When my dad decided to get rid of some things, he made the unforgivable mistake of selling my mom’s clothes at a garage sale, without telling my sister or me. We found out when we drove by the garage sale. It was heartbreaking. Ignoring people sorting through my mom’s clothes, her favorite dresses, her shoes, we grabbed armfuls of stuff and began loading it in the back of our car. Infuriated, we yelled at people staring at us that the garage sale was over. We couldn’t contain our rage and tears and we didn’t try. We stopped speaking to our dad for a while.
Anne joined our grim mess of a family. Once she moved in, Anne rightly decided to update the furniture, to make the house a home. My sister and I rebelled fiercely, accusing her of trying to destroy our mom’s memory. Somehow, we came to an agreement as to which pieces of my mom’s furniture could go and those that had to stay. My mom’s favorite purple velvet couch was a point of huge contention. It stayed for a while and then we replaced it.
I knew she never intended to replace my mom for that would be impossible. She was there only because she loved my dad.
My dad married Anne. My sister and I attended the wedding, grateful that my dad was happy again, but still uneasy about Anne and her kids. I was nicer to our new step-mom than my sister was. I tried hard to show her respect and make her feel welcome. I knew she never intended to replace my mom for that would be impossible. She was there only because she loved my dad. She still does. They just celebrated their 25th anniversary.
Anne never tried to replace my mom. Instead, over time she became the friend and mother figure I desperately needed. She was the first call I made when I found out I was pregnant with my daughter. During my very long labor, Anne held my hand and coached me through it, never leaving my side. When the nurse was slow to refill my drink, after 30 hours of labor, Anne let her know it better not happen again.
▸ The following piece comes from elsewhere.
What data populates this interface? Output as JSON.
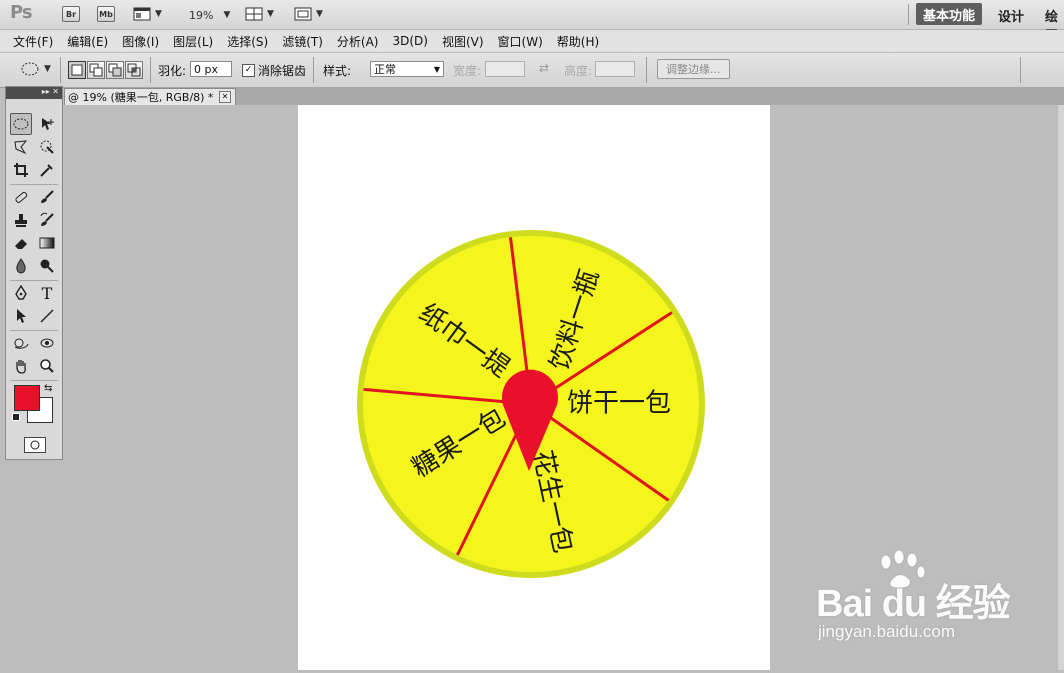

For the first week with my new baby, she stayed with my husband and me and taught me how to take care of my daughter in the most loving way a mother would teach her own daughter. Putting the baby in the car to drive home from the hospital, Anne sat in the back seat with the baby and me because I was so nervous.
When we got home with my baby daughter, Anne never left my side.
She’d say, “Wrap her like this to calm her down.”
Or, “Want me to hold her for a few minutes?” she’d ask, taking her and rocking her back and forth in her arms.
I think those first days secured a bond between her and my daughter that is still profound. After five days, Anne reluctantly admitted she was tired and went to her parents’ to get some rest.
By definition, Anne is my step-mom. But I know the word doesn’t do justice to our relationship. Whenever I refer to Anne as my step-mom, I don’t think it conveys who she truly is to me. She’s not my mom, but she’s more than the image the word ‘step-mom’ conveys.
Looking back, it couldn’t have been easy for Anne to create a blended family. When she married a widower with two grieving teenage daughters, she took on a family whose future was uncertain, who was breaking apart, slowly. Her entrance into our family is what has kept us together all these years.
Anne is my kids’ grandmother. My kids don’t call her a step-grandmother. She’s their “Nana.” Although my daughter knows Anne isn’t my biological mom, my daughter often says she gets her hazel eyes from Nana Anne. I cherish the connection they have — that we have.